The CME community has yet to demonstrate a powerful, united voice in the face of media, government, and public attacks. Now, three major CME organizations, the Accreditation Council for CME, the Mayo Clinic, and the Society for Academic CME, have spearheaded an initiative that includes among its goals building a national voice, brand, and identity for CME.
Developing something as seemingly simple as a branding message, like Meetings Mean Business, would help jump-start efforts to establish CME's identity. Here are a few examples to get the discussion started. Send me your ideas and I'll publish them so we can continue brainstorming.
CME … Because patients deserve the best-educated doctors
CME … Bringing healthcare providers the education of a lifetime
CME … Teaching doctors how to provide top-quality patient care is our top priority.

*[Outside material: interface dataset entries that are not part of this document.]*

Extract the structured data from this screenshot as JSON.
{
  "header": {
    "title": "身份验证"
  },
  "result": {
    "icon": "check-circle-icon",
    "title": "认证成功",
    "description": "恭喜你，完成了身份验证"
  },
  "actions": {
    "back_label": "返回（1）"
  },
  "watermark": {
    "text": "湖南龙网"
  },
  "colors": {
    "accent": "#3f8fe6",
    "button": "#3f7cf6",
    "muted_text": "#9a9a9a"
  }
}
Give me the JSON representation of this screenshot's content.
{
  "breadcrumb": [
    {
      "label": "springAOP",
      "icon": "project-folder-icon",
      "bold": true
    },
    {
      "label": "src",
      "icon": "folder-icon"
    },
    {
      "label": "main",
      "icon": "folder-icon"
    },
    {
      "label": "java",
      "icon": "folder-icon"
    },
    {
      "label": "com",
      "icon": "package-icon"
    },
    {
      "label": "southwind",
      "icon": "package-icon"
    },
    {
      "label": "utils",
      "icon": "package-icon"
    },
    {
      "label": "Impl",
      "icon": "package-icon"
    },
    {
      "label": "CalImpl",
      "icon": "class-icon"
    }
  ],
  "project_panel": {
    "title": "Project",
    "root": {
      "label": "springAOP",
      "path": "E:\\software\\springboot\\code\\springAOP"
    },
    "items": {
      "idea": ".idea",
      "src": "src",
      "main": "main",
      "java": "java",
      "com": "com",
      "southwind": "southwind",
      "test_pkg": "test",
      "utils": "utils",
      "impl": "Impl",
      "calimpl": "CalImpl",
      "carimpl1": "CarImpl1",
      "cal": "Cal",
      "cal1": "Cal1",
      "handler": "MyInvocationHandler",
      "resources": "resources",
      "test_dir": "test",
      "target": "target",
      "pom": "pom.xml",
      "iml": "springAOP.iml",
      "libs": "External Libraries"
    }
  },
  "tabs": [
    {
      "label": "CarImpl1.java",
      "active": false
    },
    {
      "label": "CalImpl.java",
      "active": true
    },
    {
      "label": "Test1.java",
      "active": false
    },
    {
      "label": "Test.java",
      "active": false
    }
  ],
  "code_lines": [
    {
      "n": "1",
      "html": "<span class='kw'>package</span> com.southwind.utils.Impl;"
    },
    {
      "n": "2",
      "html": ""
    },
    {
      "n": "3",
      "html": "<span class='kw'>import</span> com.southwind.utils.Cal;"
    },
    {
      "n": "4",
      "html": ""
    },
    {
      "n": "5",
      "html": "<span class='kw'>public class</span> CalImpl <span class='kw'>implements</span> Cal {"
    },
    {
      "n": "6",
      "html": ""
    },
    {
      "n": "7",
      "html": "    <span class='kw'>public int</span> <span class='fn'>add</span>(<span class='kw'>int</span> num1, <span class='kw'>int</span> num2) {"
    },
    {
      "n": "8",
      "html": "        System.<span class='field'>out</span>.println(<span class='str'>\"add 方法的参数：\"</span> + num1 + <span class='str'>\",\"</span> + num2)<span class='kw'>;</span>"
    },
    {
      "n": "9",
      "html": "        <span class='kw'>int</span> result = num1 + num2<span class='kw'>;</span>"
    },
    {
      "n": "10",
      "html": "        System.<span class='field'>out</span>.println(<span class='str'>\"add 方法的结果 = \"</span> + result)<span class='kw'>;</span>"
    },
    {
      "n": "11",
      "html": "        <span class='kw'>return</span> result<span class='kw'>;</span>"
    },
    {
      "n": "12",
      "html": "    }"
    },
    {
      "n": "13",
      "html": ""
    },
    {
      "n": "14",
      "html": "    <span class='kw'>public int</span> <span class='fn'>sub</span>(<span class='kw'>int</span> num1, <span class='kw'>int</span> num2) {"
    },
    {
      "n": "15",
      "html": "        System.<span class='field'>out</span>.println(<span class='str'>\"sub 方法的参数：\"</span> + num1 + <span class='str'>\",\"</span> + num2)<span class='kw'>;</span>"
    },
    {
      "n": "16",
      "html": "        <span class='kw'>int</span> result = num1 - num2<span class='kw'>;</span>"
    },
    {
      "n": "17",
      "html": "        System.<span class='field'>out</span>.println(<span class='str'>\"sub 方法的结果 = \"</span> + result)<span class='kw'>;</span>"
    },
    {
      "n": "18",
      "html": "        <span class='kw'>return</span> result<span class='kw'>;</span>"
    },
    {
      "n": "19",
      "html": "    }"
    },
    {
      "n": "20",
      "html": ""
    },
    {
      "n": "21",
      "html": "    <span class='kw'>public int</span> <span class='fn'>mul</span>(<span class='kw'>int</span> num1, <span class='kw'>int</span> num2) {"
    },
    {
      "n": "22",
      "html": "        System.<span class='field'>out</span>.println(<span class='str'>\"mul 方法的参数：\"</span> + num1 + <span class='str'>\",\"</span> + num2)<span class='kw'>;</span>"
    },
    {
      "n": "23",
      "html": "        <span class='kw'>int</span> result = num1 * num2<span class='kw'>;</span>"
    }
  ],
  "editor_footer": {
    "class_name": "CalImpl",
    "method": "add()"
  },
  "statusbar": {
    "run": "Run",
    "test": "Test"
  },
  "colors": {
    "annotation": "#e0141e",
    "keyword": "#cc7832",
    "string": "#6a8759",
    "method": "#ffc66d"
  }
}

Creating a code of ethics for the profession is another way to demonstrate CME's accountability and begin to build public trust. The Association for Hospital Medical Education, the Alliance for CME, and the Society for Academic CME have joined together to write such a code. As I learned during an exciting and interactive session at the Alliance for CME annual conference held in January in San Francisco, the Tri-Group, as it is called, is gathering input on the big questions such as what values the code would include, who the signatories would be, and how violations would be handled. In addition to strengthening CME's credibility, one of the goals of the code, speakers said, would be to foster an environment where CME colleagues treated each other with respect. In fact, there is a section entitled “Respect” in the National Association of Social Workers' Code of Ethics that encourages cooperation and discourages negative criticism among social workers and allied professionals.
The CME community is grappling with contentious issues, such as conflict-of-interest management and funding policies — issues exacerbated by the economic crisis. But too often, the debates get nasty. And, unfortunately, tough times usually inflame the divisions in a community, rather than bringing people together. To succeed in forging a national identity and brand, CME professionals need to view the community's diversity not as a weakness, but as a strength, and focus their energies on speaking with one voice.
On a personal note, I was deeply saddened to hear of the passing of longtime CME leader David Lichtenauer. I admired his dedication to CME provider/industry collaboration and always looked forward to hearing his impassioned, incisive take on the latest developments. I extend my deepest sympathies to his family, colleagues, and friends. See our In Memoriam on page 17.